SFO Museum, Who's On First and Airports

This is a blog post by aaron cope that was published on October 30, 2018 . It was tagged exhibitions, opendata, whosonfirst and airports.

There are between 4,000 to 5,000 medium to large airports in the world, in 2018. As of this writing about 300 are relevant – are “holding hands” – with the SFO Museum collection. As of today those (300) airports and the countries they belong to have a home on the Mills Field website.

Like the exhibition webpages that we discussed in the last blog post there isn’t much “stuff” to see yet, save a small amount of metadata for each location and a map. There will be, soon, as these are all airports that have a relationship with objects in our collection.

You can reference individual airports by their unique Who’s On First (WOF) ID as well as their IATA or ICAO codes. For example, both of these URLs will take you to the Mills Field webpage for the Pierre Elliott Trudeau International Airport, in Montreal:

The same is true of countries, which can be addressed by their WOF ID or their ISO country code.

For example, both of these URLs will take you to the Mills Field webpage for Singapore:

Did you notice that you can reference airports and countries by their Who’s On First ID?

Instead of minting on our records and identifiers for common places we are marrying our data (buildings, terminals, exhibitions) with the pre-existing and continually updated Who’s On First dataset for administrative data (airports, cities, countries). We’ve submitted our own contributions, back to the WOF project, adding missing or historical airports where necessary.

That way when our respective projects talk about the Albuquerque International Airport (IATA code ABQ or WOF ID 102529173) we can be confident that we are talking about the same thing.

Rather than importing all 2.3 million administrative records from Who’s On First we have cloned only those records immediately relevant to the SFO Museum collection and the Mills Field website in to our own sfomuseum-data-whosonfirst dataset:

We use the go-whosonfirst-fetch command-line tool to keep copies of the WOF data we’ve cloned in sync with the source data. Like this:

$> ./bin/wof-fetch
	-reader 'reader=github repo=whosonfirst-data' \
	-reader 'reader=github repo=whosonfirst-data-postalcode-us' \
	-writer 'writer=repo root=/usr/local/data/sfomuseum-data-whosonfirst' \
	-belongs-to country \
	-mode repo \

This blog post is not the place for a detailed discussion of the go-whosonfirst-fetch tool but briefly this is what’s happening:

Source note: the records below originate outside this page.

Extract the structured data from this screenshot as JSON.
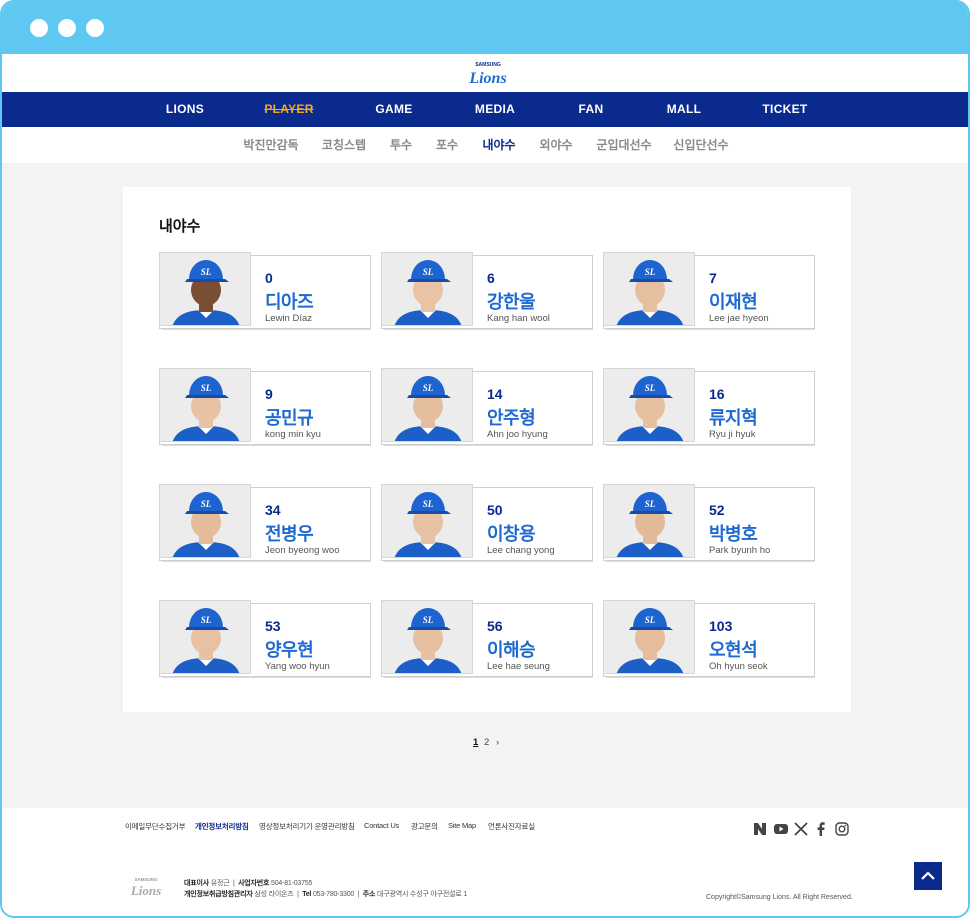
{
  "site": {
    "logo_small": "SAMSUNG",
    "logo_main": "Lions"
  },
  "gnb": [
    {
      "label": "LIONS"
    },
    {
      "label": "PLAYER"
    },
    {
      "label": "GAME"
    },
    {
      "label": "MEDIA"
    },
    {
      "label": "FAN"
    },
    {
      "label": "MALL"
    },
    {
      "label": "TICKET"
    }
  ],
  "lnb": [
    {
      "label": "박진만감독"
    },
    {
      "label": "코칭스텝"
    },
    {
      "label": "투수"
    },
    {
      "label": "포수"
    },
    {
      "label": "내야수"
    },
    {
      "label": "외야수"
    },
    {
      "label": "군입대선수"
    },
    {
      "label": "신입단선수"
    }
  ],
  "section_title": "내야수",
  "players": [
    {
      "number": "0",
      "name_ko": "디아즈",
      "name_en": "Lewin Díaz"
    },
    {
      "number": "6",
      "name_ko": "강한울",
      "name_en": "Kang han wool"
    },
    {
      "number": "7",
      "name_ko": "이재현",
      "name_en": "Lee jae hyeon"
    },
    {
      "number": "9",
      "name_ko": "공민규",
      "name_en": "kong min kyu"
    },
    {
      "number": "14",
      "name_ko": "안주형",
      "name_en": "Ahn joo hyung"
    },
    {
      "number": "16",
      "name_ko": "류지혁",
      "name_en": "Ryu ji hyuk"
    },
    {
      "number": "34",
      "name_ko": "전병우",
      "name_en": "Jeon byeong woo"
    },
    {
      "number": "50",
      "name_ko": "이창용",
      "name_en": "Lee chang yong"
    },
    {
      "number": "52",
      "name_ko": "박병호",
      "name_en": "Park byunh ho"
    },
    {
      "number": "53",
      "name_ko": "양우현",
      "name_en": "Yang woo hyun"
    },
    {
      "number": "56",
      "name_ko": "이해승",
      "name_en": "Lee hae seung"
    },
    {
      "number": "103",
      "name_ko": "오현석",
      "name_en": "Oh hyun seok"
    }
  ],
  "cap_logo": "SL",
  "pagination": {
    "pages": [
      "1",
      "2"
    ],
    "current": "1",
    "next": "›"
  },
  "footer": {
    "links": [
      {
        "label": "이메일무단수집거부",
        "emphasis": false
      },
      {
        "label": "개인정보처리방침",
        "emphasis": true
      },
      {
        "label": "영상정보처리기기 운영관리방침",
        "emphasis": false
      },
      {
        "label": "Contact Us",
        "emphasis": false
      },
      {
        "label": "광고문의",
        "emphasis": false
      },
      {
        "label": "Site Map",
        "emphasis": false
      },
      {
        "label": "언론사진자료실",
        "emphasis": false
      }
    ],
    "social": [
      "naver-icon",
      "youtube-icon",
      "x-icon",
      "facebook-icon",
      "instagram-icon"
    ],
    "info_line1": {
      "ceo_label": "대표이사",
      "ceo": "유정근",
      "biz_label": "사업자번호",
      "biz": "504-81-03755"
    },
    "info_line2": {
      "privacy_label": "개인정보취급방침관리자",
      "privacy": "삼성 라이온즈",
      "tel_label": "Tel",
      "tel": "053-780-3300",
      "addr_label": "주소",
      "addr": "대구광역시 수성구 야구전설로 1"
    },
    "copyright": "Copyright©Samsung Lions. All Right Reserved."
  },
  "colors": {
    "frame": "#5ec8f2",
    "navy": "#0a2a8e",
    "player_name": "#1e6ad0",
    "active_menu": "#f5a623"
  }
}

  • We’re defining two sources to read data from: The WOF GitHub repositories for administrative data and US postalcodes.
  • We’re defining a source to write data to: A local checkout of the sfomuseum-data-whosonfirst repository.
  • We’re asking the code to also fetch the country record for each matching record we’re cloning; that’s what the -belongs-to flag is for.
  • We’re reading the list of records to clone from the same local checkout of the sfomuseum-data-whosonfirst repository that we are writing data to; that’s what the -mode flag is for.

The sfomuseum-data-whosonfirst repository also has a separate properties folder where we define additional SFO Museum-specific properties that we want to append to the source WOF data. For example, these are the SFO Museum properties for Albuquerque International Airport:

  "sfomuseum:airport_id": 1, 
  "sfomuseum:name": "Albuquerque International Sunport", 
  "wof:concordances": {
    "icao:code": "KABQ", 
    "iata:code": "ABQ"
  "sfomuseum:placetype": "airport", 
  "sfomuseum:is_sfo": 1

Some of those properties might already exist in the source WOF data (like concordances) but the important point here is that we have a way to stay current with updates to data in Who’s On First while still preserving SFO Museum’s tweaks to and opinions about that data.

This feels like a small but meaningful step in how our open data might play nicely with other open data projects, both conceptually and at the level of brass-tacks implementation details.

In closing, we’ve added a random airport link so you can dive in with both feet and see where the computer-robots take you. Enjoy!